Q. Is chiropractic different for everyone?

There are different techniques. The approach to an infant is a very unique, very gentle, finesse-oriented style of care. People who’ve had an adjustment as an adult are used to adjustments that are a little more firm. Last Friday, I had a patient who was 10 days old. That same week, I had a woman come into my office who’s 103 years old. The joy to me is the diversity. For the same reasons chiropractic care can help children without doing things that would be aggressive or detrimental, that same approach works very well with a fragile, osteoporotic senior citizen.

Q. What would a pregnant woman generally benefit from as her body changes over time?

The first trimester, there very often are pregnancy concerns like nausea, appetite changes, fatigue, headaches. Most of what we would do technique-wise is not much different than what we would do if you were not pregnant.

At the halfway point, 20 weeks into pregnancy, more symptoms tend to emerge that are unique to pregnancy. There’s hormonal changes that are causing ligaments that support the spine to become more pliable. There is a tendency to feel as though adjustments are not holding as long, so getting care more often can be one of the complications. Symptom-wise, ranging from digestive issues – whether it’s heartburn, reflux, constipation – and musculoskeletal conditions tend to become more pronounced. There’s classic lower back or hip pain because you’re now growing in size, not just gaining weight but carrying weight in front of you. There’s also a 70 percent increase in blood flow. You’re producing way more blood to circulate through your body and those circulatory changes can cause things ranging from varicose veins – which can be painful in the legs – to hemorrhoids. They’re not on the tip of people’s tongues when thinking chiropractic but there are ways we can intercede.

Q. After a baby is born, how might an adjustment change not only for the mom but a newborn?

For mother and child, the process of labor and delivery is a very strenuous action, particularly for spinal health and pelvic alignment, there’s going to be some form of physical trauma that a mother has to recover from, making sure that as those ligaments begin to firm up that there is appropriate pelvic and spinal alignment. That’s an important check-in point. Some moms want to come in hours after delivery; others wait two or three weeks. There’s other priorities. In many cases, we’ve had the first child in the first couple of weeks. With traditional vaginal birth, where there’s a lot of cranial pressure on the newborn.
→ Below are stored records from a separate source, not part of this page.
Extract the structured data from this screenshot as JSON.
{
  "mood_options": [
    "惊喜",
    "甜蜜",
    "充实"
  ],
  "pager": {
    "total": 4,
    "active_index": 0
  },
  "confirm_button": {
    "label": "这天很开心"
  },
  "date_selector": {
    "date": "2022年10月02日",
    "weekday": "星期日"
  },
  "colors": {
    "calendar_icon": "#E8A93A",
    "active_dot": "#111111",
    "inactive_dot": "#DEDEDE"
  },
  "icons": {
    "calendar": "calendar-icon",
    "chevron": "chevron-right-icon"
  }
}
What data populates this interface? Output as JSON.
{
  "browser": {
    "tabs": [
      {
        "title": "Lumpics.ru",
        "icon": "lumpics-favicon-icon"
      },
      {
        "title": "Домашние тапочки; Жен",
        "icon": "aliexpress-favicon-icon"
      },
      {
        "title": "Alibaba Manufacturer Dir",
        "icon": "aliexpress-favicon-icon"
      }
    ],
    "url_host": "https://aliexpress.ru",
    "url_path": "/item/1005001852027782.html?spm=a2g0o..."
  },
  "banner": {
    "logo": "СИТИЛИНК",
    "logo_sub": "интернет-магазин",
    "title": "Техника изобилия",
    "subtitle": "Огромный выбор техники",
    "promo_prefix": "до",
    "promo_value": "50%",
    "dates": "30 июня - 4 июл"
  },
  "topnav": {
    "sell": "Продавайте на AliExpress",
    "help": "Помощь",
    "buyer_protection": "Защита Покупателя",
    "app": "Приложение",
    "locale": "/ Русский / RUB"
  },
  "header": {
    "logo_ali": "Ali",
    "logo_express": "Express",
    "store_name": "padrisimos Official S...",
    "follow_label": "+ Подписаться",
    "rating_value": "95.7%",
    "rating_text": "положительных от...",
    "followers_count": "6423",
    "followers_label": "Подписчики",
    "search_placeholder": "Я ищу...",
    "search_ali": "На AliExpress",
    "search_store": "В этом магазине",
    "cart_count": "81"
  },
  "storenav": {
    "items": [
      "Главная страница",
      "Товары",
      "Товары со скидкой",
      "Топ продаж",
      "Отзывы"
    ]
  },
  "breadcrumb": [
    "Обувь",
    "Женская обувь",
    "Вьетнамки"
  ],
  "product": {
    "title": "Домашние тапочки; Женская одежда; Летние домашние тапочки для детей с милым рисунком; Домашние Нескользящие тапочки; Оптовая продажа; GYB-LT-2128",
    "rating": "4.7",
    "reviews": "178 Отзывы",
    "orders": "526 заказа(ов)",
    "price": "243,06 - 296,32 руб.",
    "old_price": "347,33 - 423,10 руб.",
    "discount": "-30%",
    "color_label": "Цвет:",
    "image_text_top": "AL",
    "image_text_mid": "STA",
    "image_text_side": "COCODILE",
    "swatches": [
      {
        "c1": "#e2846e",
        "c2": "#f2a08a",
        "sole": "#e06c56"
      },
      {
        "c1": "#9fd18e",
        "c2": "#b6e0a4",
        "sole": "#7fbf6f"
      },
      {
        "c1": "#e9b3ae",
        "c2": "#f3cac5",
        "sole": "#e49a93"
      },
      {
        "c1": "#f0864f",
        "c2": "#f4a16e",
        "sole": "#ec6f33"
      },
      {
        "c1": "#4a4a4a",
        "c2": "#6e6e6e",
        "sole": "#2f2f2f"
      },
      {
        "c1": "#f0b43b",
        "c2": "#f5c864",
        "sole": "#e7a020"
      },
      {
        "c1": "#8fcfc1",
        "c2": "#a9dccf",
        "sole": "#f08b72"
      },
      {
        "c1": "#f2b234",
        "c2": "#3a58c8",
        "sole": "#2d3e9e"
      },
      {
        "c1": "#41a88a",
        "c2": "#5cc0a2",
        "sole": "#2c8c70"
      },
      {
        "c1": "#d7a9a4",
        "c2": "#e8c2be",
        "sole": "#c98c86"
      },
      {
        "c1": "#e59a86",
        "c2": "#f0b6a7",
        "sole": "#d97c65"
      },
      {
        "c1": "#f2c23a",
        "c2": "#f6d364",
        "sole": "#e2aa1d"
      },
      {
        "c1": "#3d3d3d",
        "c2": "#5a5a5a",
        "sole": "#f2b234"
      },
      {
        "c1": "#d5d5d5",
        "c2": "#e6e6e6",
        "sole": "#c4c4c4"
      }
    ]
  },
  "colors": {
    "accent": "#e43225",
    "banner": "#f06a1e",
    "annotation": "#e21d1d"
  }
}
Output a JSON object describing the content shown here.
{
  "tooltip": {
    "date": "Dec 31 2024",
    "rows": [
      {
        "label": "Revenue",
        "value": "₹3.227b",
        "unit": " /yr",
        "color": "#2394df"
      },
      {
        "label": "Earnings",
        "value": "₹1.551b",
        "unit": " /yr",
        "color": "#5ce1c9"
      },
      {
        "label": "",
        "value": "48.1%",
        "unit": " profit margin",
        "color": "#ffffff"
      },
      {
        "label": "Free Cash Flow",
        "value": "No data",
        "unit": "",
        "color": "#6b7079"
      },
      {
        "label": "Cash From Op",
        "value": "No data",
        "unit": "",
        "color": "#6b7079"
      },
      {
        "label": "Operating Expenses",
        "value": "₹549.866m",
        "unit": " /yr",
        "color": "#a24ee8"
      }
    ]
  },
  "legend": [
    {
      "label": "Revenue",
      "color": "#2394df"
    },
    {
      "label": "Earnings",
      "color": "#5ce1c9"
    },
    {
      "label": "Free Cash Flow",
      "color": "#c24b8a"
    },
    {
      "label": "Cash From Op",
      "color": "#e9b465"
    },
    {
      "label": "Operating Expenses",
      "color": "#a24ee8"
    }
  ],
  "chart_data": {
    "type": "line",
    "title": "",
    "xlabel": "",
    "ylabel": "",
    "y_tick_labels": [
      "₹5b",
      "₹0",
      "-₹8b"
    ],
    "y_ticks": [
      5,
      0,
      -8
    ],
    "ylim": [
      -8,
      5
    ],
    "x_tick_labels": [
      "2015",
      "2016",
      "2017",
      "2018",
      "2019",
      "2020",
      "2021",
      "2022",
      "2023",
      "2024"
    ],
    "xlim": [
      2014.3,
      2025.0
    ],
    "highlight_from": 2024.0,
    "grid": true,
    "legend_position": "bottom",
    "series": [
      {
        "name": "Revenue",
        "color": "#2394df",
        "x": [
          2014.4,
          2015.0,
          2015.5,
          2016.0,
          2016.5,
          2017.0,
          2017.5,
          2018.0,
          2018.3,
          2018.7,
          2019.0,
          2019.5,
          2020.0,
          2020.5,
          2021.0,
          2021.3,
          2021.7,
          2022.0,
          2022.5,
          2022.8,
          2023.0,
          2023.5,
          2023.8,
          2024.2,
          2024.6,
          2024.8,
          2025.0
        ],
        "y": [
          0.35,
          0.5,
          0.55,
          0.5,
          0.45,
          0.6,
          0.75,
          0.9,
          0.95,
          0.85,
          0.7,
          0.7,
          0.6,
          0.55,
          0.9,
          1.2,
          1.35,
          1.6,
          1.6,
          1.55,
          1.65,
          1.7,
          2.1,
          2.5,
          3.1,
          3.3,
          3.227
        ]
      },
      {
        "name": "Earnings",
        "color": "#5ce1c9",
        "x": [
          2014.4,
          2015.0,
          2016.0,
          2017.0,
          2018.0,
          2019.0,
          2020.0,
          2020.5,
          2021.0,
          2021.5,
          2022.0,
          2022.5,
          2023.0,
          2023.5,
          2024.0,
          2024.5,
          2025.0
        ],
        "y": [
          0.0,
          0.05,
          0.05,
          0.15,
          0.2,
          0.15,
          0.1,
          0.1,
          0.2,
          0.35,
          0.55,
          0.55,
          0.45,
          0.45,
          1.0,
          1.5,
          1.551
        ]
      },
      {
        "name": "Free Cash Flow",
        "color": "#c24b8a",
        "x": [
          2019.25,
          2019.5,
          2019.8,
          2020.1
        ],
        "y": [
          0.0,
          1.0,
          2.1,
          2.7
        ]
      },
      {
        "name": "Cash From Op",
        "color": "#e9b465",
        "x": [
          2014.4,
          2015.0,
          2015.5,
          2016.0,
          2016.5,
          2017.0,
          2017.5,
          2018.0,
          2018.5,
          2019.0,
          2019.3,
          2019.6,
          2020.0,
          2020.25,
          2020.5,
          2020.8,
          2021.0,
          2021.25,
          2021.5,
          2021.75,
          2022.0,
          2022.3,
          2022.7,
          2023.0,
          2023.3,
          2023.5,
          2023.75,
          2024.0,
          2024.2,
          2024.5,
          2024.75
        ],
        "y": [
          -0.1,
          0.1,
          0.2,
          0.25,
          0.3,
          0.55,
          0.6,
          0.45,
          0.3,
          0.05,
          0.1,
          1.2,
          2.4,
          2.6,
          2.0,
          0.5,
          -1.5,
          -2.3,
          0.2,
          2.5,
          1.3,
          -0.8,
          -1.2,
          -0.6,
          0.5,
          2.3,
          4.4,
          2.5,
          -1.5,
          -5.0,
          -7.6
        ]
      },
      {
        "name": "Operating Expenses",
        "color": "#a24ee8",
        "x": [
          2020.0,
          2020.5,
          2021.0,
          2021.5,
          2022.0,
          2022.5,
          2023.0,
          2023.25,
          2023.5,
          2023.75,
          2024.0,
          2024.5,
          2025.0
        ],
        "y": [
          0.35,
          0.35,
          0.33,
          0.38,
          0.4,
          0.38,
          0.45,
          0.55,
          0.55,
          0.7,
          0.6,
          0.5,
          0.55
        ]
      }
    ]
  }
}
Your skull is uniquely designed to adapt. There are cranial plates that haven fused, which allow the plates to overlap. There’s a lot of compression. The upper neck is an area we tend to work with in a very low-force, gentle way.